The latest headline making transfer is that of John Stones protracted move from Everton to Chelsea. It has been much discussed, not least due to the somewhat excessive fee upwards of £30 million. Not long ago, this transfer would have been completed within a week, this particular transfer has made little significant progress in 3.
Similarly, Tottenham Hotspur's pursuit of WBA striker Saido Berahino has also been one of the most recent talking points during the current transfer window. WBA have rejected two significant bids, and a stalemate is in place.
The summer transfer window has, perhaps expectantly, seen many players join new clubs, none more so than in the Premier League. To date, Manchester United have spent approximately £80 million on new recruits, Arsenal £10 million, Chelsea £30 million and Manchester City £71 million. All four clubs have spent more than the rest of the 16 Premier League clubs combined.
Evidently, transfer windows mean big business and big talking points, but is it now time for clubs to conduct themselves with more decorum?
Transfers surely need to be managed carefully and professionally, as they were in a simpler era.

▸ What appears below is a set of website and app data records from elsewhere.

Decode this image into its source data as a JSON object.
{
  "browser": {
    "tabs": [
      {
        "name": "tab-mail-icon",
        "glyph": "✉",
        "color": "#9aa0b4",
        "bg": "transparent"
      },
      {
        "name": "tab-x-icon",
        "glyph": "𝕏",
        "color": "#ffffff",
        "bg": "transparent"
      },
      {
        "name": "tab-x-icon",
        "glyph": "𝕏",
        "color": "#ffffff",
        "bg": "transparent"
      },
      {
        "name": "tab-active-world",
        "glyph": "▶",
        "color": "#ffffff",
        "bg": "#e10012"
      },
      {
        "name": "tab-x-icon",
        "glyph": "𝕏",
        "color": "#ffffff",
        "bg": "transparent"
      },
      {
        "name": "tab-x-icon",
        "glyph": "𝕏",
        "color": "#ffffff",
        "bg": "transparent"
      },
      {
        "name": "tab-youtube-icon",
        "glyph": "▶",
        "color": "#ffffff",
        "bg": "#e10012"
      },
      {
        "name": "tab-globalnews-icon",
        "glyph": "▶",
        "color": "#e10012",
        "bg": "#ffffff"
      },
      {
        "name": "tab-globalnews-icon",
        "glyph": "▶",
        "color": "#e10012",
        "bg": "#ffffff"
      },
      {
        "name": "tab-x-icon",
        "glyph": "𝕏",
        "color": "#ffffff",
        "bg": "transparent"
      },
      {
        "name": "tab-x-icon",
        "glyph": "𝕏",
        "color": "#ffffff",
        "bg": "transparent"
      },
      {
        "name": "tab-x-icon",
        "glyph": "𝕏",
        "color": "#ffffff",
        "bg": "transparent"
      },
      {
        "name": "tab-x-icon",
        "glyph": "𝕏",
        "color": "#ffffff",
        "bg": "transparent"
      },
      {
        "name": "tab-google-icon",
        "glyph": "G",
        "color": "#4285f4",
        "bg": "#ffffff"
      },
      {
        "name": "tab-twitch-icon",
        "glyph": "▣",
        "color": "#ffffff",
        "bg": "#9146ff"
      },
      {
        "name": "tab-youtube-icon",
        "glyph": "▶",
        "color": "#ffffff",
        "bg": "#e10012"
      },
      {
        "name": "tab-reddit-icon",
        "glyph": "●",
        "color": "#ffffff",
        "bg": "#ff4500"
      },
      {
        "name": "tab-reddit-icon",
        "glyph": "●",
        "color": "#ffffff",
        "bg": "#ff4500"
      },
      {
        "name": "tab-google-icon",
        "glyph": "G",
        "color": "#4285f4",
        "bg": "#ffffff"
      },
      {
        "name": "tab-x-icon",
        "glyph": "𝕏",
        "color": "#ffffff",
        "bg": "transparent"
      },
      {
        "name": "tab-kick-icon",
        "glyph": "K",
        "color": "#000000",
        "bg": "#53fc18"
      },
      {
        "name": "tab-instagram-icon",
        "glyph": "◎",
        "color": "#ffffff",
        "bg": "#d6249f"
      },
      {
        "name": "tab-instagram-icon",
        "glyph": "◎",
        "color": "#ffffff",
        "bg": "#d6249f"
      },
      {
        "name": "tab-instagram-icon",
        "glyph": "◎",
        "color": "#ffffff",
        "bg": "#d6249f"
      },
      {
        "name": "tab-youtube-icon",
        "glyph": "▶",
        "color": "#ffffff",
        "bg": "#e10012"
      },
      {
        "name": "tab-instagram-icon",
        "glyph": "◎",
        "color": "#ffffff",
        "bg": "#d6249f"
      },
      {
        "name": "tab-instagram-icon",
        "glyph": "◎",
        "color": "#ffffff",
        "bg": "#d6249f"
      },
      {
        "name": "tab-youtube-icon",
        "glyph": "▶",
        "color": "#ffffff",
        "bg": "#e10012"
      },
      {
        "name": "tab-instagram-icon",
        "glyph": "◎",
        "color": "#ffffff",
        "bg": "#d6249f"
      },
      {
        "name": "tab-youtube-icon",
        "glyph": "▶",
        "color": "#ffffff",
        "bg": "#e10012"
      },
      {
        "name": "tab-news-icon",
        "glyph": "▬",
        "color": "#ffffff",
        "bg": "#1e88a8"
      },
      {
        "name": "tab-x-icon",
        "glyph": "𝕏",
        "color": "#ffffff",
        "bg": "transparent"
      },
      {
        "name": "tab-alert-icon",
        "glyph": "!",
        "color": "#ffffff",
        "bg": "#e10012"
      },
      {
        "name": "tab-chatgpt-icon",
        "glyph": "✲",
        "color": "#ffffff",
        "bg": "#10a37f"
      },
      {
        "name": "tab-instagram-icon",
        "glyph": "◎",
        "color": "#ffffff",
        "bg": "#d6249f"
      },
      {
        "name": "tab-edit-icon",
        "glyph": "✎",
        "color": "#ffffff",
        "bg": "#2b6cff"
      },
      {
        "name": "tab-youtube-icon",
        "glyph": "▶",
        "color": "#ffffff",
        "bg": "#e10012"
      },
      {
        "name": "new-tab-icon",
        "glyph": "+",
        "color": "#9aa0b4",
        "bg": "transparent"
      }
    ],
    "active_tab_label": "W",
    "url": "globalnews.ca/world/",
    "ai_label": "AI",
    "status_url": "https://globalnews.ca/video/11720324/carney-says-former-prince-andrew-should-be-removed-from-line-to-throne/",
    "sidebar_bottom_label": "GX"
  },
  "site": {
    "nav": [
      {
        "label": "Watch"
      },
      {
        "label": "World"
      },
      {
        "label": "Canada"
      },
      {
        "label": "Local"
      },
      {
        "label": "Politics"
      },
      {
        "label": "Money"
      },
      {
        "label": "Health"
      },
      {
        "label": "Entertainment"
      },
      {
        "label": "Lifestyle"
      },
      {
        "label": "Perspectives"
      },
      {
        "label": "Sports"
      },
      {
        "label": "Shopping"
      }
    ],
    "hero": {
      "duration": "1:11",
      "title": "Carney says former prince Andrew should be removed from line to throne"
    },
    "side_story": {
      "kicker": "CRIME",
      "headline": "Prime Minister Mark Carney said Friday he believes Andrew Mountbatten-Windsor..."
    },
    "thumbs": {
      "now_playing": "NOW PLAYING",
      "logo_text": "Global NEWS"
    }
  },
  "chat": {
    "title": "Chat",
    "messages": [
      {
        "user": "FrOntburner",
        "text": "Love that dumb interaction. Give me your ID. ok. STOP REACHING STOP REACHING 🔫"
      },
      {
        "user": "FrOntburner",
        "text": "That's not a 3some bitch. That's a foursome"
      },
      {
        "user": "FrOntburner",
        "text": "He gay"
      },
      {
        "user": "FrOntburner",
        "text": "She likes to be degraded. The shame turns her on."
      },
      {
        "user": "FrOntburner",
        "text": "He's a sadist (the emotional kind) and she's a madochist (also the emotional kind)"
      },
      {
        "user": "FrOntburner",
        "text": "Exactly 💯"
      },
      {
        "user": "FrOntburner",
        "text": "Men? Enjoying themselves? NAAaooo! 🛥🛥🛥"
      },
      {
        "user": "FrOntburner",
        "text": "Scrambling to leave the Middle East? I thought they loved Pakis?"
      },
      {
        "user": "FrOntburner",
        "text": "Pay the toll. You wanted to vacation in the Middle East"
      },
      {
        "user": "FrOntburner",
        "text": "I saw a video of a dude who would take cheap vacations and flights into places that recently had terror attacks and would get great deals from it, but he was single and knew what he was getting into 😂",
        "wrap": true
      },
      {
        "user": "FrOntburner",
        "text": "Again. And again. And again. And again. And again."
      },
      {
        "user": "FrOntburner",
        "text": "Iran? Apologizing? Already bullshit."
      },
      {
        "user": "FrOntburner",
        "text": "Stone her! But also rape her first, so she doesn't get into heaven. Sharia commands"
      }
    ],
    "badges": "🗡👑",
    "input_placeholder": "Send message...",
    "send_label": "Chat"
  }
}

Times may have changed, but some things would perhaps be better staying the same.